Problem description: Using the entries below, output exactly the lines from the one containing "Read all visible content and emit it as JSON." through the final line, both included, and no others.

Input:
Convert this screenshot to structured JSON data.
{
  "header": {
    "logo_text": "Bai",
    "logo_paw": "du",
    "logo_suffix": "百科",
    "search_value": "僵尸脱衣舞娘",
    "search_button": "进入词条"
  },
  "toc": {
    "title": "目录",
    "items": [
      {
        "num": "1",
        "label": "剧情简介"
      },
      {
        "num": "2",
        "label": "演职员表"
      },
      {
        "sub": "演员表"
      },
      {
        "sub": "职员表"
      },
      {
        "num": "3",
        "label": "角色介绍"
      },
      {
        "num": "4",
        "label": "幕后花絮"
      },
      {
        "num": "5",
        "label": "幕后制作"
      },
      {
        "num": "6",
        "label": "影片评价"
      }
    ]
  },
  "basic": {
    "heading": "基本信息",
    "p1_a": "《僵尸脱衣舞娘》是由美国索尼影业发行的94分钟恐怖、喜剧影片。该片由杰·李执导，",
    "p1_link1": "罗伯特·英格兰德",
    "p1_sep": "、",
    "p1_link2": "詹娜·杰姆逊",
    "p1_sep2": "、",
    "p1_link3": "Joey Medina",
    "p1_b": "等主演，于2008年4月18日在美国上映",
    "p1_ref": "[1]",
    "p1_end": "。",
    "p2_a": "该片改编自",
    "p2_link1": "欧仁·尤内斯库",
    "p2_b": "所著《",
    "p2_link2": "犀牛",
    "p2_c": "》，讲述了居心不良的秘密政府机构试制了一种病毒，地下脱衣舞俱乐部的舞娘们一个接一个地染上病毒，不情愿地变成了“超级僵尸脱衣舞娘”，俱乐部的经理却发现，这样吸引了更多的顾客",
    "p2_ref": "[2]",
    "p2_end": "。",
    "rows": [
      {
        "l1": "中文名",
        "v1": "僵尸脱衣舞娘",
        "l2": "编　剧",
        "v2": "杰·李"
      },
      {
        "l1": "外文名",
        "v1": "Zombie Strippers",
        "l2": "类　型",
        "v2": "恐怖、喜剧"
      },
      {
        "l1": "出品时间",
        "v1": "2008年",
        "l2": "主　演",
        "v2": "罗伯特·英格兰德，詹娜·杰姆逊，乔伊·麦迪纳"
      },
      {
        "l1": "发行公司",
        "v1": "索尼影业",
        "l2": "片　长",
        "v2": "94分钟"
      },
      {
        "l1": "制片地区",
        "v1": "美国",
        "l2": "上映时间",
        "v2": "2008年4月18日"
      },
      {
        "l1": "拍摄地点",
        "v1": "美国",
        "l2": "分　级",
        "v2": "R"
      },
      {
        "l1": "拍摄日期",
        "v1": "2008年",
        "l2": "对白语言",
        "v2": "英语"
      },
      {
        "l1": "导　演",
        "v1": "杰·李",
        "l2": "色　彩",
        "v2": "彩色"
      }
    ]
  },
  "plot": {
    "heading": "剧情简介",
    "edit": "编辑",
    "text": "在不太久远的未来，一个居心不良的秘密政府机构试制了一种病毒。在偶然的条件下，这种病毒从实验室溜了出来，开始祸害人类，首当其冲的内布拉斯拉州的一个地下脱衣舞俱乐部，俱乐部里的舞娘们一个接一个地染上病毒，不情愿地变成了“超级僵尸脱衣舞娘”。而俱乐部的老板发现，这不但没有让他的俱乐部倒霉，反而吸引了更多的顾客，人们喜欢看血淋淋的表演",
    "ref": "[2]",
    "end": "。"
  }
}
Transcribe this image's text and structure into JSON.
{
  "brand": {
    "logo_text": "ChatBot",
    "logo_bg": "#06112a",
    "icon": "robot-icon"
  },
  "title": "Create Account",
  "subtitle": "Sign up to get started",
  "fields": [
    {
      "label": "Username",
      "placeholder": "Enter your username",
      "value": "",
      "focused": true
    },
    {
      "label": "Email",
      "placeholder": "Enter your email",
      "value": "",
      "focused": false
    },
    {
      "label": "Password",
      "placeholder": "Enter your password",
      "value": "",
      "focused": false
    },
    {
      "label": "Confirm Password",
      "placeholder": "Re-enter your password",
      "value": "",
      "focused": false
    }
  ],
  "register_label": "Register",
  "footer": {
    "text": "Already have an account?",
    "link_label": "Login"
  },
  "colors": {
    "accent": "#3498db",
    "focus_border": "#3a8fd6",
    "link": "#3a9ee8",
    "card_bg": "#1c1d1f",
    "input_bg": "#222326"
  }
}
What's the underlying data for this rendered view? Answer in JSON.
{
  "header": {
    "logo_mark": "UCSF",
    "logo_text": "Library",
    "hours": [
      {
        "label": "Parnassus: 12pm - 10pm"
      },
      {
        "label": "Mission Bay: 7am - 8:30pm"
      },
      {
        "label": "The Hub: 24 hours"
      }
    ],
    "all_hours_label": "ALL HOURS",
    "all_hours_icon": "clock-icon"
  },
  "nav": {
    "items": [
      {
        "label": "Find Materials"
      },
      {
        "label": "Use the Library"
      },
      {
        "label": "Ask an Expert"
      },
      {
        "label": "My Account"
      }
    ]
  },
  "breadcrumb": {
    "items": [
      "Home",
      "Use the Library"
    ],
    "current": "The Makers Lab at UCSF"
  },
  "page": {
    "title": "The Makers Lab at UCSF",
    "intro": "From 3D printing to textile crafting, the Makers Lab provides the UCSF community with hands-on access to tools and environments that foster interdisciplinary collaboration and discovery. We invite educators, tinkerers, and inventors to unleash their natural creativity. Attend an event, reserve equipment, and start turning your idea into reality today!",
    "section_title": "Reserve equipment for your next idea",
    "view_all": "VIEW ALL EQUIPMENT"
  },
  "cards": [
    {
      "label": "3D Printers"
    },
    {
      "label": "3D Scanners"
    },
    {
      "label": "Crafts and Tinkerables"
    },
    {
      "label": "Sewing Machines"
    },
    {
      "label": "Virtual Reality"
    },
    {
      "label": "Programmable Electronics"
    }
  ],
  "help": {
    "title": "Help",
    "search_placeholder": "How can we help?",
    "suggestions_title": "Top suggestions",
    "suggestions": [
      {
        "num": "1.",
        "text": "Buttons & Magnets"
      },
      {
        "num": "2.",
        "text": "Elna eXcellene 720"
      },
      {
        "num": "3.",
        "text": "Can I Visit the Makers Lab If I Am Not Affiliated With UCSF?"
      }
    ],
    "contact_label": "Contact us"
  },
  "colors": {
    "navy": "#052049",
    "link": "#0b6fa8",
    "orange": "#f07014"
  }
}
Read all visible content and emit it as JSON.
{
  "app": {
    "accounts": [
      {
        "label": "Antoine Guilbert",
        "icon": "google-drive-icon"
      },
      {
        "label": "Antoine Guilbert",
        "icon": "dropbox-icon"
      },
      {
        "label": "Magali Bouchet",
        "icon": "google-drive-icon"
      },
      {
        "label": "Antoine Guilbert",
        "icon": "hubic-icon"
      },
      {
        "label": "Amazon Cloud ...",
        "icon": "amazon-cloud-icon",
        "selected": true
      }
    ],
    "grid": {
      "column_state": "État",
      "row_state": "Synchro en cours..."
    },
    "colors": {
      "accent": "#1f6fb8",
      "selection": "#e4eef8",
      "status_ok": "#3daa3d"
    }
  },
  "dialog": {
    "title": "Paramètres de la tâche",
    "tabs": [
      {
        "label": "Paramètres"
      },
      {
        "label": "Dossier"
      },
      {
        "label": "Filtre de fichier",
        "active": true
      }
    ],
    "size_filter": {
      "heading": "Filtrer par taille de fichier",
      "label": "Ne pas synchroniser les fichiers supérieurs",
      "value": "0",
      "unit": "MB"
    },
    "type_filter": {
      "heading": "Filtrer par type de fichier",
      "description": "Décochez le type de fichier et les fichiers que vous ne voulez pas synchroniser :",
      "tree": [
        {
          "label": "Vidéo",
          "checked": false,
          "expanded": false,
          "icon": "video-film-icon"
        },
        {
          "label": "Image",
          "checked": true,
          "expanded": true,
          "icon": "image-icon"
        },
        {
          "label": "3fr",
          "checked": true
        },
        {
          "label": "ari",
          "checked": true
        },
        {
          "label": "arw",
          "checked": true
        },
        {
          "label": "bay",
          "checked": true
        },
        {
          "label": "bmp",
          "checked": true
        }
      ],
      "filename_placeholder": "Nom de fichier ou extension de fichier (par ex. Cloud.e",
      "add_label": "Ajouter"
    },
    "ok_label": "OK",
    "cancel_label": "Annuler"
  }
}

Solution for this task:
Read all visible content and emit it as JSON.
{
  "app": {
    "accounts": [
      {
        "label": "Antoine Guilbert",
        "icon": "google-drive-icon"
      },
      {
        "label": "Antoine Guilbert",
        "icon": "dropbox-icon"
      },
      {
        "label": "Magali Bouchet",
        "icon": "google-drive-icon"
      },
      {
        "label": "Antoine Guilbert",
        "icon": "hubic-icon"
      },
      {
        "label": "Amazon Cloud ...",
        "icon": "amazon-cloud-icon",
        "selected": true
      }
    ],
    "grid": {
      "column_state": "État",
      "row_state": "Synchro en cours..."
    },
    "colors": {
      "accent": "#1f6fb8",
      "selection": "#e4eef8",
      "status_ok": "#3daa3d"
    }
  },
  "dialog": {
    "title": "Paramètres de la tâche",
    "tabs": [
      {
        "label": "Paramètres"
      },
      {
        "label": "Dossier"
      },
      {
        "label": "Filtre de fichier",
        "active": true
      }
    ],
    "size_filter": {
      "heading": "Filtrer par taille de fichier",
      "label": "Ne pas synchroniser les fichiers supérieurs",
      "value": "0",
      "unit": "MB"
    },
    "type_filter": {
      "heading": "Filtrer par type de fichier",
      "description": "Décochez le type de fichier et les fichiers que vous ne voulez pas synchroniser :",
      "tree": [
        {
          "label": "Vidéo",
          "checked": false,
          "expanded": false,
          "icon": "video-film-icon"
        },
        {
          "label": "Image",
          "checked": true,
          "expanded": true,
          "icon": "image-icon"
        },
        {
          "label": "3fr",
          "checked": true
        },
        {
          "label": "ari",
          "checked": true
        },
        {
          "label": "arw",
          "checked": true
        },
        {
          "label": "bay",
          "checked": true
        },
        {
          "label": "bmp",
          "checked": true
        }
      ],
      "filename_placeholder": "Nom de fichier ou extension de fichier (par ex. Cloud.e",
      "add_label": "Ajouter"
    },
    "ok_label": "OK",
    "cancel_label": "Annuler"
  }
}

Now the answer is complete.